(Items from an interface collection)

───

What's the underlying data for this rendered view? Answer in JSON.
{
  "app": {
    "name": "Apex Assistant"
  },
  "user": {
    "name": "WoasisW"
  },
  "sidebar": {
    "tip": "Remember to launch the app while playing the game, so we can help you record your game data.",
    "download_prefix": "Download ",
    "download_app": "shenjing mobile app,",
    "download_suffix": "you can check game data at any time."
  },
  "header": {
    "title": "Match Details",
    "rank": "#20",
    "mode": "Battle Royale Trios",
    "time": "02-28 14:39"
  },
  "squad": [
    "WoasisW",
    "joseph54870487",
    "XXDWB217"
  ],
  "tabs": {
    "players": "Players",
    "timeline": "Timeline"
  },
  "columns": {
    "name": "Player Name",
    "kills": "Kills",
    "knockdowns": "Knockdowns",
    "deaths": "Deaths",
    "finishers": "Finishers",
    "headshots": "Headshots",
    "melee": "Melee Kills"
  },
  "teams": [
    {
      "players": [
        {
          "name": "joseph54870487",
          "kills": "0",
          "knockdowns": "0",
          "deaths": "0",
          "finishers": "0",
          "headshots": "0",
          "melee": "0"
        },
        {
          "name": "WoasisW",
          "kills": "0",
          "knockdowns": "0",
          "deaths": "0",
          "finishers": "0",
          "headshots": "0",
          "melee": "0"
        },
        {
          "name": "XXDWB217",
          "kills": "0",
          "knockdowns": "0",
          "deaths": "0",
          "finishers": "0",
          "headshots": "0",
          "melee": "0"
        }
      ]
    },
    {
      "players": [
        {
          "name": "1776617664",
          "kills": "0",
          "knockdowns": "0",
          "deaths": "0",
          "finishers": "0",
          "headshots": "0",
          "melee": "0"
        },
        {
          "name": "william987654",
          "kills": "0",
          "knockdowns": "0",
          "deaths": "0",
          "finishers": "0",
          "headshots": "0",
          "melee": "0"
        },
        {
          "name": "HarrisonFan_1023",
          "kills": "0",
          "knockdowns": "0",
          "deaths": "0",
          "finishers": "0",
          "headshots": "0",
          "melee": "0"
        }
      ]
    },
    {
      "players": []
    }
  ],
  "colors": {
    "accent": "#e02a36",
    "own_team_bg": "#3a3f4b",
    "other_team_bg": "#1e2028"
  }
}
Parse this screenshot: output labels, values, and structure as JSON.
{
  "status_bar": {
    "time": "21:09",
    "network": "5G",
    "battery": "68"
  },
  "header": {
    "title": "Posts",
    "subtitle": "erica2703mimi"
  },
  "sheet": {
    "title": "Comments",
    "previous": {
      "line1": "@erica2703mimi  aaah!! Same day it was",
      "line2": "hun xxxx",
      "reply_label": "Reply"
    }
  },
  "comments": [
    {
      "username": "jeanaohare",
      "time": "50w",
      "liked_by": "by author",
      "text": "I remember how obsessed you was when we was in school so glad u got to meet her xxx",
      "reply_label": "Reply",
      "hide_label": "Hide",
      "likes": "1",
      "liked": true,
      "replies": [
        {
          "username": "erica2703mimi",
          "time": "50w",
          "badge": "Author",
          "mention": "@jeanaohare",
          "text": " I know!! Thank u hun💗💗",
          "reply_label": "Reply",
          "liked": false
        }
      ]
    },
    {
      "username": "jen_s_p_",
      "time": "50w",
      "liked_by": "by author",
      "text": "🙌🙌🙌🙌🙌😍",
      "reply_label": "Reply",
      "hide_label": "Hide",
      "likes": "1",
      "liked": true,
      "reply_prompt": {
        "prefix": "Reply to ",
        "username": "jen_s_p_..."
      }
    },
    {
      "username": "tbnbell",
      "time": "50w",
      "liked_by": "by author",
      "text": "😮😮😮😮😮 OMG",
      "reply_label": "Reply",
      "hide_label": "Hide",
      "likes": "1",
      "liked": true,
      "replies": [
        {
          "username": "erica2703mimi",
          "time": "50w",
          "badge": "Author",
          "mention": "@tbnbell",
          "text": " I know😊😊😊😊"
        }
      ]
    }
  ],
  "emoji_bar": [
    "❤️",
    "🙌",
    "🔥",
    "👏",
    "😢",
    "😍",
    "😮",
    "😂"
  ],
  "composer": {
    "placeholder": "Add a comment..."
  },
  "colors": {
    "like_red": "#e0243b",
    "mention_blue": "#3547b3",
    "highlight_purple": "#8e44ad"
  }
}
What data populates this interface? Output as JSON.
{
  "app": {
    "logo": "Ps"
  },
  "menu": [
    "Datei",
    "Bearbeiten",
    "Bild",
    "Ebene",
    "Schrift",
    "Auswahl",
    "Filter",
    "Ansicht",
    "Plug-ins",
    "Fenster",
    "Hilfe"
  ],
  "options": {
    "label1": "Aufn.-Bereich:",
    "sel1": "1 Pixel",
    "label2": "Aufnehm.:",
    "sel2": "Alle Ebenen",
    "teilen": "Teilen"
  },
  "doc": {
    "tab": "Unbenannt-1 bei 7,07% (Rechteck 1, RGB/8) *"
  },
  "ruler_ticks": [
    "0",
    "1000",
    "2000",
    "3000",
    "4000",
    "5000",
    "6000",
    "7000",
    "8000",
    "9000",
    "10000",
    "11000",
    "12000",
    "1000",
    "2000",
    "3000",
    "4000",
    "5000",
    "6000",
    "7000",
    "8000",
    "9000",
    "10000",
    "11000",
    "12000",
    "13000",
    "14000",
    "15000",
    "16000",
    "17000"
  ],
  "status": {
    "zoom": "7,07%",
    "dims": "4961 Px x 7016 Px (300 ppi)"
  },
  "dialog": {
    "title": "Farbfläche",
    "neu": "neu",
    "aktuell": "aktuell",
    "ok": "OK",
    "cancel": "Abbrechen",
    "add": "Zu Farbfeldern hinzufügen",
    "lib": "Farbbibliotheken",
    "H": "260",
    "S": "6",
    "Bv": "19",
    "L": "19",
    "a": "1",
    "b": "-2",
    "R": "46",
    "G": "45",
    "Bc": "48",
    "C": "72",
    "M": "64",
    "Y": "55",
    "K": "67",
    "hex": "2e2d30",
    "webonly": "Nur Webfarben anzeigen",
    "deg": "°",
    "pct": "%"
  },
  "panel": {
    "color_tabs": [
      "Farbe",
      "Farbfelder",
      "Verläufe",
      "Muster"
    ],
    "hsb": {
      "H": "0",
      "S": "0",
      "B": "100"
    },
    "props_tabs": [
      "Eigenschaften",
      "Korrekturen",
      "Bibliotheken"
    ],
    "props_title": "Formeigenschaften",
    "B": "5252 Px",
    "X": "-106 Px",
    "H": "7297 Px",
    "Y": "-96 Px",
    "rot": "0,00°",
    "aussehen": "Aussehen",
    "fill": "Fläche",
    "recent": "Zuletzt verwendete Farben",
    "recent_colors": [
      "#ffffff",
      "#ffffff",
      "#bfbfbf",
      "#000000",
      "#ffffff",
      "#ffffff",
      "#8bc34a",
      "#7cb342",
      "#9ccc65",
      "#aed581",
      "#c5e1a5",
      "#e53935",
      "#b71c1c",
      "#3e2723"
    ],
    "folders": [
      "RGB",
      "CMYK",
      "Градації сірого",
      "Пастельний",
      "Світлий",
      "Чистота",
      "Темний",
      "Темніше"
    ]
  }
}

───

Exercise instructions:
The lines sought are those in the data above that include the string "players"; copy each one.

Answer area:
    "players": "Players",
      "players": [
      "players": [
      "players": []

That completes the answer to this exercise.